What is the count of lines in the records that include "this"? Reply with that number alone.

Top of RECORDED INFORMATION

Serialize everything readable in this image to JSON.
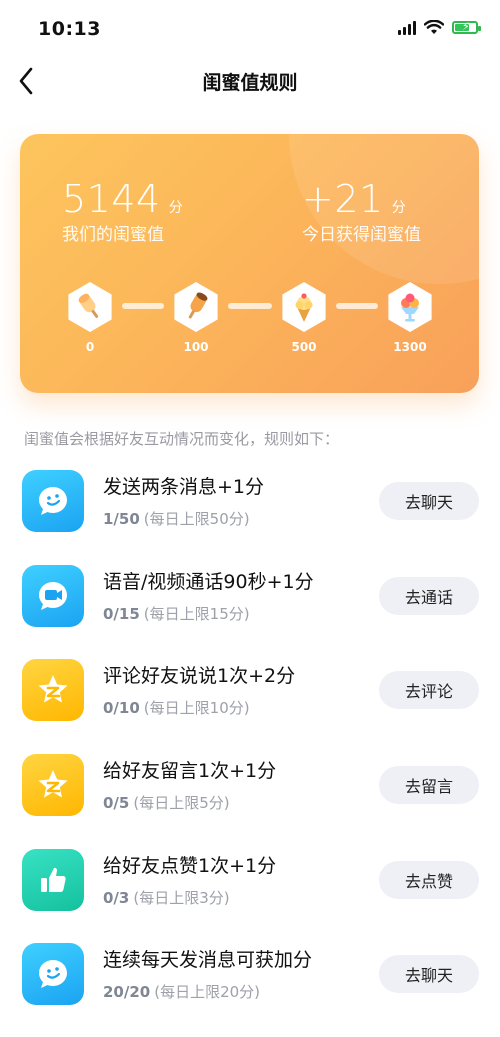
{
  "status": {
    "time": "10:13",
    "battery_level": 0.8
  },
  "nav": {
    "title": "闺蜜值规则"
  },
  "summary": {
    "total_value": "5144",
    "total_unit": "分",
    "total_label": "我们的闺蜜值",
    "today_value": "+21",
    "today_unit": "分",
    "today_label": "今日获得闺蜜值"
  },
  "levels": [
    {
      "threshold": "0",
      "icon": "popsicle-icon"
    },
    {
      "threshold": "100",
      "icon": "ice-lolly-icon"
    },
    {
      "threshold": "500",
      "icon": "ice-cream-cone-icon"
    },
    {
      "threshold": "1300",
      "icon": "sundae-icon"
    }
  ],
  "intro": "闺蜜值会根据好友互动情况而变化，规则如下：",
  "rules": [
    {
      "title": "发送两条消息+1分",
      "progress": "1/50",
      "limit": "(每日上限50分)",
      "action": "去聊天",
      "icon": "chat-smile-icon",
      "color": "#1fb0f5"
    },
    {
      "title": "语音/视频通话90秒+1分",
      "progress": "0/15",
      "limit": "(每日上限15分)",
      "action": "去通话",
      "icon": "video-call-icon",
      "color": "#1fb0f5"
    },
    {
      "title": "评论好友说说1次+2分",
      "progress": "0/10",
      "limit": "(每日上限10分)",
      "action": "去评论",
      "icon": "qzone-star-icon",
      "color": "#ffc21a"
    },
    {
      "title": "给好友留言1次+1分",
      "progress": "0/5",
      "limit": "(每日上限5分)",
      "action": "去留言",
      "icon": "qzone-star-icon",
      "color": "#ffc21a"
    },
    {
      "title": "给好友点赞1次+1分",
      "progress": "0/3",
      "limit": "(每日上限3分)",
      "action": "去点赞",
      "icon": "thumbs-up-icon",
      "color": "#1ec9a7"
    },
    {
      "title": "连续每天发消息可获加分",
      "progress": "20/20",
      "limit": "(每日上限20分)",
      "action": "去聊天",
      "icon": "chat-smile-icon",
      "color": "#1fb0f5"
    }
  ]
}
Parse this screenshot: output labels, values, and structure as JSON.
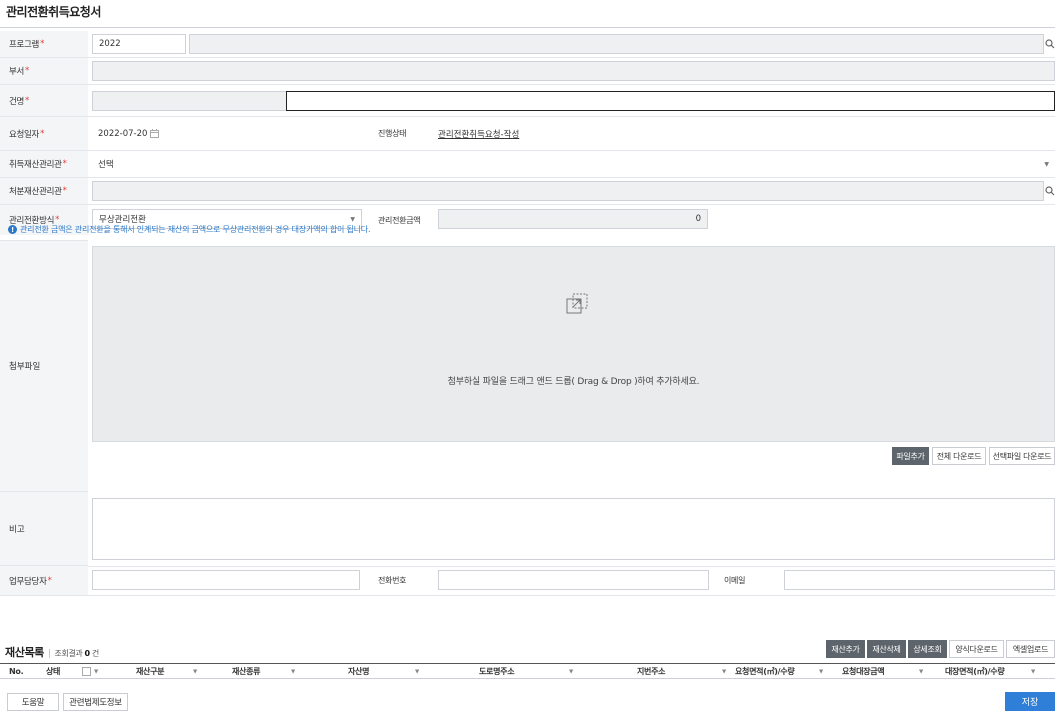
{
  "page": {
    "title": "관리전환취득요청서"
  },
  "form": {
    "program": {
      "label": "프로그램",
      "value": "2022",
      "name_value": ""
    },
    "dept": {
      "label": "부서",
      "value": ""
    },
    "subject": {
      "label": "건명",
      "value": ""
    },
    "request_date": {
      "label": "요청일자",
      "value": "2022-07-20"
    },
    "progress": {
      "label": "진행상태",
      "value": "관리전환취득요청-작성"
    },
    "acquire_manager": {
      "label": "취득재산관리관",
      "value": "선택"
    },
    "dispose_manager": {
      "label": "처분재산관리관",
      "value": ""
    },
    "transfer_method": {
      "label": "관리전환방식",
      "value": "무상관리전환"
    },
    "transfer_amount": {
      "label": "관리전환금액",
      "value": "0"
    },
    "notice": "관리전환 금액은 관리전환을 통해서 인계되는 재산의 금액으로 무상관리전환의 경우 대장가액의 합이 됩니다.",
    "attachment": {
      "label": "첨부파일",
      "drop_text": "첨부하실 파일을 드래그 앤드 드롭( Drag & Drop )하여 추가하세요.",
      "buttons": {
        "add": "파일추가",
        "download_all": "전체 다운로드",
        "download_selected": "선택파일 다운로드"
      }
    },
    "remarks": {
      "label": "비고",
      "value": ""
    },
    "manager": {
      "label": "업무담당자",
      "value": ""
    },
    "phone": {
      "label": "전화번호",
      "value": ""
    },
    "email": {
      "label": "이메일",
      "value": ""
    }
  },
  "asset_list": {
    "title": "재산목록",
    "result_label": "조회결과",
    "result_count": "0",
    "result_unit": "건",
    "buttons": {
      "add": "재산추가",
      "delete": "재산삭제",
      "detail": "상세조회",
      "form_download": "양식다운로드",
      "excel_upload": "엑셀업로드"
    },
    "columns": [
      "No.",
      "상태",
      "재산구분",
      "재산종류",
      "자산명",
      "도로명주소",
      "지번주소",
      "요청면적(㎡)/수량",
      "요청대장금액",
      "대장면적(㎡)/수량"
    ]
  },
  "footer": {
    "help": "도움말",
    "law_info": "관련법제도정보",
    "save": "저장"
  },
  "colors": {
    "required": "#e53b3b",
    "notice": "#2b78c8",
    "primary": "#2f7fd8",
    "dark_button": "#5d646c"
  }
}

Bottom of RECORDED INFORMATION
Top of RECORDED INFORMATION

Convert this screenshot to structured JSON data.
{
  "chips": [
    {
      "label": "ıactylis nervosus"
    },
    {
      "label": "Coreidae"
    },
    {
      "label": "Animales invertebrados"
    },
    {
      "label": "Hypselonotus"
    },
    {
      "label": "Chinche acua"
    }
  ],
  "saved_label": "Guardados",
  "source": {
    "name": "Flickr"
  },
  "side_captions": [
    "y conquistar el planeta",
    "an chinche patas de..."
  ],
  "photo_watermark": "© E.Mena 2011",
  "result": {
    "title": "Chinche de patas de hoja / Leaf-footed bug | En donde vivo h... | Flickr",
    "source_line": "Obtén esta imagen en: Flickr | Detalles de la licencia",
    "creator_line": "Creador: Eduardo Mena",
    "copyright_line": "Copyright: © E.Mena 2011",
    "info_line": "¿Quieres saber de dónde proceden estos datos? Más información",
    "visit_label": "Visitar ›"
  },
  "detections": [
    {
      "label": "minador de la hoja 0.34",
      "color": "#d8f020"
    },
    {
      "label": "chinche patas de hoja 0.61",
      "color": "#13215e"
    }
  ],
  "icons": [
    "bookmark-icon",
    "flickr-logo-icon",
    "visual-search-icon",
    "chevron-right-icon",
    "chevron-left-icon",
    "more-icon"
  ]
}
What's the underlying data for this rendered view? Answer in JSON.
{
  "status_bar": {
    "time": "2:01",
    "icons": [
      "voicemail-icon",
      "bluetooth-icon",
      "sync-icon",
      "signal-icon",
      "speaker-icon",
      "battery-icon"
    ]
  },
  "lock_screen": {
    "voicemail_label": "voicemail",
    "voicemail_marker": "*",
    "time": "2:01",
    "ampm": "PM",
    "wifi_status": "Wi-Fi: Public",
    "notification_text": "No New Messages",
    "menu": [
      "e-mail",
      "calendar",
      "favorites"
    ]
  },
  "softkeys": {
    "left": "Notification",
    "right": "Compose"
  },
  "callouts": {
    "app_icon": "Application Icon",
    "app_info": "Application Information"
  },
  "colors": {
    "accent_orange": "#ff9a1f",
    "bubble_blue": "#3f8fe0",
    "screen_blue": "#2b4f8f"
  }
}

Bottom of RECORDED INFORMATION

ANSWER AREA
4